= Beginning of Section =
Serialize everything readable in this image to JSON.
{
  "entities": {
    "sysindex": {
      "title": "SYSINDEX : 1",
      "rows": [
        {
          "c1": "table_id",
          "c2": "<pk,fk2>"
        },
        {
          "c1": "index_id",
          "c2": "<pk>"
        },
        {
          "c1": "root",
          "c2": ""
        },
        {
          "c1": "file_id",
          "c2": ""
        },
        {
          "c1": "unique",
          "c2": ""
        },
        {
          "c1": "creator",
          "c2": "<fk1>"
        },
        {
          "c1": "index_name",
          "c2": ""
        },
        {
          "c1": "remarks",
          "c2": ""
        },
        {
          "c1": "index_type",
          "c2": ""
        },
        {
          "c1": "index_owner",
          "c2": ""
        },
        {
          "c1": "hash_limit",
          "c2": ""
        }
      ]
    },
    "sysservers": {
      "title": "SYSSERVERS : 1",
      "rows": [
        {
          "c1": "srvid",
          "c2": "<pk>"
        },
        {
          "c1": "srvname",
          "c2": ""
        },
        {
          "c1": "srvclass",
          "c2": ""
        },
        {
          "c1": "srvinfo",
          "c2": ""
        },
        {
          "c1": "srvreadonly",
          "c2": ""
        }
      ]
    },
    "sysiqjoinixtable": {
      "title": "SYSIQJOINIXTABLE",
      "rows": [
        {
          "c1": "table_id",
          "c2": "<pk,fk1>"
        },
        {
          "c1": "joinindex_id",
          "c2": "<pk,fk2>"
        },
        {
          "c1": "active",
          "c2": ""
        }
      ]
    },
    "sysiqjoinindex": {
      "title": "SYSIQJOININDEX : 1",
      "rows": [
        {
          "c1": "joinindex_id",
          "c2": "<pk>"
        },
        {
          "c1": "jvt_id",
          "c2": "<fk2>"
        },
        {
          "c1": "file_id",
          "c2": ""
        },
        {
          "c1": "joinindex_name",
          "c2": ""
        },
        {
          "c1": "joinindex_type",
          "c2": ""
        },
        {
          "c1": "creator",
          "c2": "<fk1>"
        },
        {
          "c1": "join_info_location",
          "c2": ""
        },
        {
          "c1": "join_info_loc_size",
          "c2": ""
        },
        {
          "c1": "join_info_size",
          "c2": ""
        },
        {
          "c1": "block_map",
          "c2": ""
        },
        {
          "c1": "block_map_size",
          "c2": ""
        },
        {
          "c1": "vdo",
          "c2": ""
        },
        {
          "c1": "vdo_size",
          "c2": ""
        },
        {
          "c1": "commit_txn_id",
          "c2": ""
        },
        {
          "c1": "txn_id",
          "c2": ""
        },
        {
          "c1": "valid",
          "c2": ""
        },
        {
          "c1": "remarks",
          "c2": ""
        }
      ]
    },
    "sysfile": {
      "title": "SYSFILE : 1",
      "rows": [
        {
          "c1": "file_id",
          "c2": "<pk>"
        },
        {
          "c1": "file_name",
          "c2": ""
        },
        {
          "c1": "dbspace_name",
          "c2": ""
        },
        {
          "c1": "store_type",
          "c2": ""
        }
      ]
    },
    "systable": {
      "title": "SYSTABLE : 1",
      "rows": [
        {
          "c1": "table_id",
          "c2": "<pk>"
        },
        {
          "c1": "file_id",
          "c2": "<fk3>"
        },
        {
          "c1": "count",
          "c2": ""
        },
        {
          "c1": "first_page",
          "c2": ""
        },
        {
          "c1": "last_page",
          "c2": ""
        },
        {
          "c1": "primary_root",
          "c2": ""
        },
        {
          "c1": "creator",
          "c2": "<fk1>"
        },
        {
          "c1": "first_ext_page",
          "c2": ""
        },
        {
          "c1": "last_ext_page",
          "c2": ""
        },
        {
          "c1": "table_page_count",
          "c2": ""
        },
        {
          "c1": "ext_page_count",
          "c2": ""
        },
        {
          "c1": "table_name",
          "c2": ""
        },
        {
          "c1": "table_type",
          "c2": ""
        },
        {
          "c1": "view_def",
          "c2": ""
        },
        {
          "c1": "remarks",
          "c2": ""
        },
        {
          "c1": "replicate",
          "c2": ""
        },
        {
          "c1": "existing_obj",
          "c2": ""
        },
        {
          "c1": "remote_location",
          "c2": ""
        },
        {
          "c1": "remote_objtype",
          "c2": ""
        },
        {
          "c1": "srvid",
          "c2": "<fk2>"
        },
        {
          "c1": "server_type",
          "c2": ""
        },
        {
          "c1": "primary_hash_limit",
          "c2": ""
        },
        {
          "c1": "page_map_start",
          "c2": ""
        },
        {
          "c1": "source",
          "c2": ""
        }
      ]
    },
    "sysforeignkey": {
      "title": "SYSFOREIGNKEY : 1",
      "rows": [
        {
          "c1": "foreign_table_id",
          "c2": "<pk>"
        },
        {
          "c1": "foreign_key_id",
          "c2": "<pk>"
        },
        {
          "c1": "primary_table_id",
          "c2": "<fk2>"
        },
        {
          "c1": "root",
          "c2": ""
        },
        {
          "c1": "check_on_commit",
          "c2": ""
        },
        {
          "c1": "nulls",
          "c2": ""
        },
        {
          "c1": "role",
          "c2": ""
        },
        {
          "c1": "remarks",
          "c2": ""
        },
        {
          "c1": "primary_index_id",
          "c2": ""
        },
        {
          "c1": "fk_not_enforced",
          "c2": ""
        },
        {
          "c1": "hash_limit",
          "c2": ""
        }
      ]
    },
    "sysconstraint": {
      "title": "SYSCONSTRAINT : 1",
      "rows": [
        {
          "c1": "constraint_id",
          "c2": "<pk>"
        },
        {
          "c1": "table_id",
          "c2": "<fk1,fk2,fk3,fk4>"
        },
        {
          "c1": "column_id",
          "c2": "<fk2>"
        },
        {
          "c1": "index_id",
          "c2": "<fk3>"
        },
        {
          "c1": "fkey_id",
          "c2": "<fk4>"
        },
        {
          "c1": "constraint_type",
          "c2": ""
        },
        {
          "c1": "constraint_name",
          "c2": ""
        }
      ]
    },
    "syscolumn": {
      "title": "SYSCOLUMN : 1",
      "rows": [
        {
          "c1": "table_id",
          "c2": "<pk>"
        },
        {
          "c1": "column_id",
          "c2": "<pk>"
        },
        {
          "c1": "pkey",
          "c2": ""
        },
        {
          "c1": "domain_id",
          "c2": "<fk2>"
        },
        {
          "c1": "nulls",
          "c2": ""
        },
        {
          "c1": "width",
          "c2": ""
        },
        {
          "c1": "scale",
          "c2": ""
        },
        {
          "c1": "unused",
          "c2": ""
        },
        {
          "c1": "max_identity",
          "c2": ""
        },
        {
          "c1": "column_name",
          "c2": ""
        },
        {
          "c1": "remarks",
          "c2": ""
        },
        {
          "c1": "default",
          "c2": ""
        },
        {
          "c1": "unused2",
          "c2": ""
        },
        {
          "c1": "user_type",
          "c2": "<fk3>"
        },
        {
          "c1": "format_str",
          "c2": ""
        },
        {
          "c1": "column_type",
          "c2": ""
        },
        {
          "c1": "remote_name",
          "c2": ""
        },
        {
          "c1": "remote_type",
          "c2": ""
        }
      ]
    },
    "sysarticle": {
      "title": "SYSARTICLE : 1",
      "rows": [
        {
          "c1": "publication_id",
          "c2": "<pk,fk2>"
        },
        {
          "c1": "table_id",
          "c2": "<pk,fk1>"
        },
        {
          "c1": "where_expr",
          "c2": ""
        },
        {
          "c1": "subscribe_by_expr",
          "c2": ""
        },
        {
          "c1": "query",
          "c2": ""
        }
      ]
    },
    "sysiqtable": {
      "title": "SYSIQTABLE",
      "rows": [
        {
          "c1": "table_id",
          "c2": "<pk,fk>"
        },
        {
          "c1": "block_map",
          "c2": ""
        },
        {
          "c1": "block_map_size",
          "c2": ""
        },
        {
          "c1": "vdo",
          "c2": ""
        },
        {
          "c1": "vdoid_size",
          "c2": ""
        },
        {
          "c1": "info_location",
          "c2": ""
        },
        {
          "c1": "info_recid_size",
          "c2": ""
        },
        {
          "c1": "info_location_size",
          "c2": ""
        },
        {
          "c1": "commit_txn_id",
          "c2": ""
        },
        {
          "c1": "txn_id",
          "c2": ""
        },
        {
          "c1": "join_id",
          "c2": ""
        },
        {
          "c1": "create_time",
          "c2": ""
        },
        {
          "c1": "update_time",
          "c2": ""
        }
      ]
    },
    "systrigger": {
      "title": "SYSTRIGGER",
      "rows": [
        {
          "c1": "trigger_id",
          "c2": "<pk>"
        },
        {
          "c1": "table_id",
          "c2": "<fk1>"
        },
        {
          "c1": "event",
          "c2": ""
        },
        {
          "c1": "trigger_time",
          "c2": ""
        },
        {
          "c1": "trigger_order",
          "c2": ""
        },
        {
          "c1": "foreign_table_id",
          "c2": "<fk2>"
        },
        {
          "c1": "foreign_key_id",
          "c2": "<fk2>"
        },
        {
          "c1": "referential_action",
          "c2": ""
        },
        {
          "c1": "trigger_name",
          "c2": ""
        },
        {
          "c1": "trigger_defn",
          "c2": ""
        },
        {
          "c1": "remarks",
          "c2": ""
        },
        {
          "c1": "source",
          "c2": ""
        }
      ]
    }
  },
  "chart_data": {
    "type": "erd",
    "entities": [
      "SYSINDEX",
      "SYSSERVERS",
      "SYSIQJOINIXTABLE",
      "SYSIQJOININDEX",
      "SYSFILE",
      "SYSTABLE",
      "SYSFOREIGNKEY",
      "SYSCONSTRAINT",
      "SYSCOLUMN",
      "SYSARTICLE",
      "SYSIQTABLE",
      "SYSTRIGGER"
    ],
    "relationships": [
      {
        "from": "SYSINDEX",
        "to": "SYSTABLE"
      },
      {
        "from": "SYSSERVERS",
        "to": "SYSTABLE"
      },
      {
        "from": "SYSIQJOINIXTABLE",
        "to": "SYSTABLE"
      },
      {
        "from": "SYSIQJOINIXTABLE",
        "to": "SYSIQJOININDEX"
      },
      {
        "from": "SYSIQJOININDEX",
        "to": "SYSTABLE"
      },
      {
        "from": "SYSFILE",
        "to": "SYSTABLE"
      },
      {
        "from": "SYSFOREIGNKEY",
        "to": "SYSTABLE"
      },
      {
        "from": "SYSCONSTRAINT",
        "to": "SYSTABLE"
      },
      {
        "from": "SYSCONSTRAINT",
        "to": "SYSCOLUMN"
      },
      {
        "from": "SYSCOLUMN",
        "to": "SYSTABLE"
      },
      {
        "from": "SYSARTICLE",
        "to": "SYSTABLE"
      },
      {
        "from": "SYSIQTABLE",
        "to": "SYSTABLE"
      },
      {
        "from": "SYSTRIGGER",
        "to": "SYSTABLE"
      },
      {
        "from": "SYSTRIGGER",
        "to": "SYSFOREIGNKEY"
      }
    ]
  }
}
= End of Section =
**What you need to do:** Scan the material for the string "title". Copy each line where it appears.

**Response to this task:**
      "title": "SYSINDEX : 1",
      "title": "SYSSERVERS : 1",
      "title": "SYSIQJOINIXTABLE",
      "title": "SYSIQJOININDEX : 1",
      "title": "SYSFILE : 1",
      "title": "SYSTABLE : 1",
      "title": "SYSFOREIGNKEY : 1",
      "title": "SYSCONSTRAINT : 1",
      "title": "SYSCOLUMN : 1",
      "title": "SYSARTICLE : 1",
      "title": "SYSIQTABLE",
      "title": "SYSTRIGGER",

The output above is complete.